It seems like there’s a lot of rage over just 4 cents out of every $54.
The real issue seems to center on divisive politics: Since most people won’t ride the train, let’s not build it. Imagine if that argument really took hold on other issues. Most people in Wisconsin won’t use the Zoo Interchange, so let’s save $2 billion and not rebuild it. Most people in Wisconsin won’t drive on I-39 between Madison and Janesville, so let’s save a billion dollars by not building that. The argument can be extended to schools, libraries and other public services that we can’t afford to lose.
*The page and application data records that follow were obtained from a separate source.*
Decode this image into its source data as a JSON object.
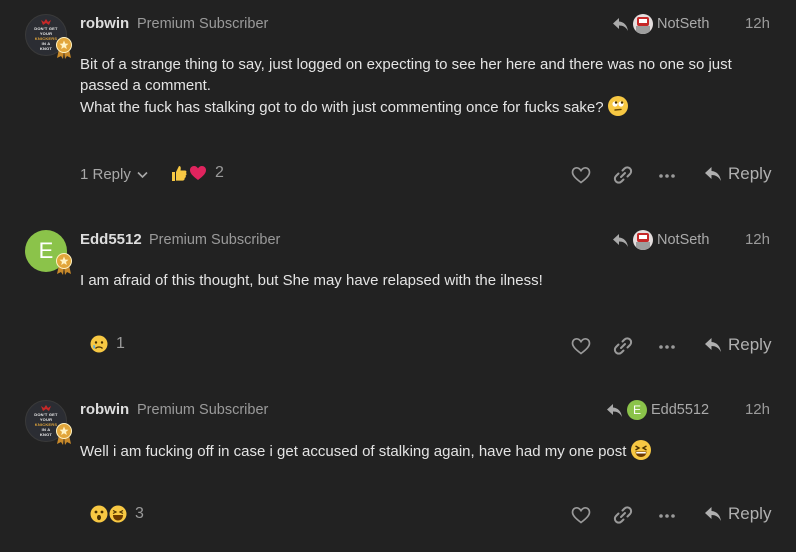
{
  "posts": [
    {
      "username": "robwin",
      "user_title": "Premium Subscriber",
      "avatar_text": [
        "DON'T GET",
        "YOUR",
        "KNICKERS",
        "IN A",
        "KNOT"
      ],
      "reply_to_user": "NotSeth",
      "time": "12h",
      "content_lines": [
        "Bit of a strange thing to say, just logged on expecting to see her here and there was no one so just passed a comment.",
        "What the fuck has stalking got to do with just commenting once for fucks sake?"
      ],
      "replies_label": "1 Reply",
      "reaction_count": "2",
      "reply_label": "Reply"
    },
    {
      "username": "Edd5512",
      "user_title": "Premium Subscriber",
      "avatar_letter": "E",
      "reply_to_user": "NotSeth",
      "time": "12h",
      "content_lines": [
        "I am afraid of this thought, but She may have relapsed with the ilness!"
      ],
      "reaction_count": "1",
      "reply_label": "Reply"
    },
    {
      "username": "robwin",
      "user_title": "Premium Subscriber",
      "avatar_text": [
        "DON'T GET",
        "YOUR",
        "KNICKERS",
        "IN A",
        "KNOT"
      ],
      "reply_to_user": "Edd5512",
      "reply_to_avatar_letter": "E",
      "time": "12h",
      "content_lines": [
        "Well i am fucking off in case i get accused of stalking again, have had my one post"
      ],
      "reaction_count": "3",
      "reply_label": "Reply"
    }
  ],
  "colors": {
    "background": "#222222",
    "edd_avatar": "#8bc34a",
    "flair_gold": "#e2a63b",
    "heart": "#e0245e",
    "emoji_yellow": "#f7c843"
  }
}
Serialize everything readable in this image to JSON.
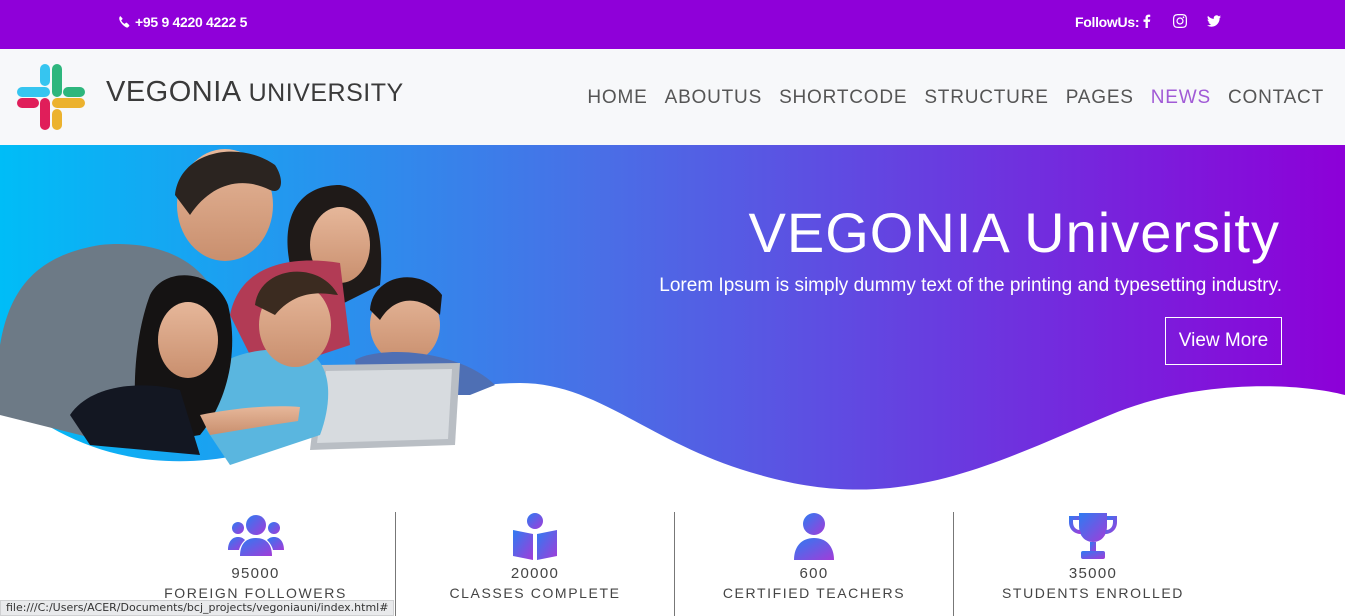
{
  "topbar": {
    "phone": "+95 9 4220 4222 5",
    "follow_label": "FollowUs:",
    "social_icons": [
      "facebook-icon",
      "instagram-icon",
      "twitter-icon"
    ]
  },
  "header": {
    "brand_main": "VEGONIA",
    "brand_sub": "UNIVERSITY",
    "nav": [
      {
        "label": "HOME",
        "active": false
      },
      {
        "label": "ABOUTUS",
        "active": false
      },
      {
        "label": "SHORTCODE",
        "active": false
      },
      {
        "label": "STRUCTURE",
        "active": false
      },
      {
        "label": "PAGES",
        "active": false
      },
      {
        "label": "NEWS",
        "active": true
      },
      {
        "label": "CONTACT",
        "active": false
      }
    ]
  },
  "hero": {
    "title": "VEGONIA University",
    "subtitle": "Lorem Ipsum is simply dummy text of the printing and typesetting industry.",
    "button": "View More",
    "gradient": [
      "#00bdf7",
      "#8d00d8"
    ]
  },
  "stats": [
    {
      "icon": "users-icon",
      "value": "95000",
      "label": "FOREIGN FOLLOWERS"
    },
    {
      "icon": "book-reader-icon",
      "value": "20000",
      "label": "CLASSES COMPLETE"
    },
    {
      "icon": "teacher-icon",
      "value": "600",
      "label": "CERTIFIED TEACHERS"
    },
    {
      "icon": "trophy-icon",
      "value": "35000",
      "label": "STUDENTS ENROLLED"
    }
  ],
  "statusbar": "file:///C:/Users/ACER/Documents/bcj_projects/vegoniauni/index.html#",
  "colors": {
    "topbar": "#8f00d9",
    "nav_active": "#a15ad6",
    "icon_gradient_start": "#2e7bf2",
    "icon_gradient_end": "#a23cd8"
  }
}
Wisconsin needs smart investments to grow and to be competitive with other states and other regions. Passenger rail is one of those investments. Passenger rail serves those who would rather relax - or work - on intercity trips. Rail stations attract development that adds value to host communities. Rail becomes an attractive option to driving as gas prices rise. Rail provides mobility to those who cannot drive.
Passenger rail has been a priority for many leaders in Wisconsin’s business community for decades. It has also been a priority for one of Wisconsin’s most irrepressible cheerleaders, former Republican Gov. Tommy Thompson—proving that rail does not have to be a partisan issue.
Sadly, opponents to rail are more interested in creating wedge issues than looking at the real potential of rail service. Otherwise, they would look at the 4-cent investment of a $54 purchase through a different lens.
It’s time to stop the bickering and move ahead with an eye on Wisconsin’s future.
Steve Hiniker is executive director of 1000 Friends of Wisconsin.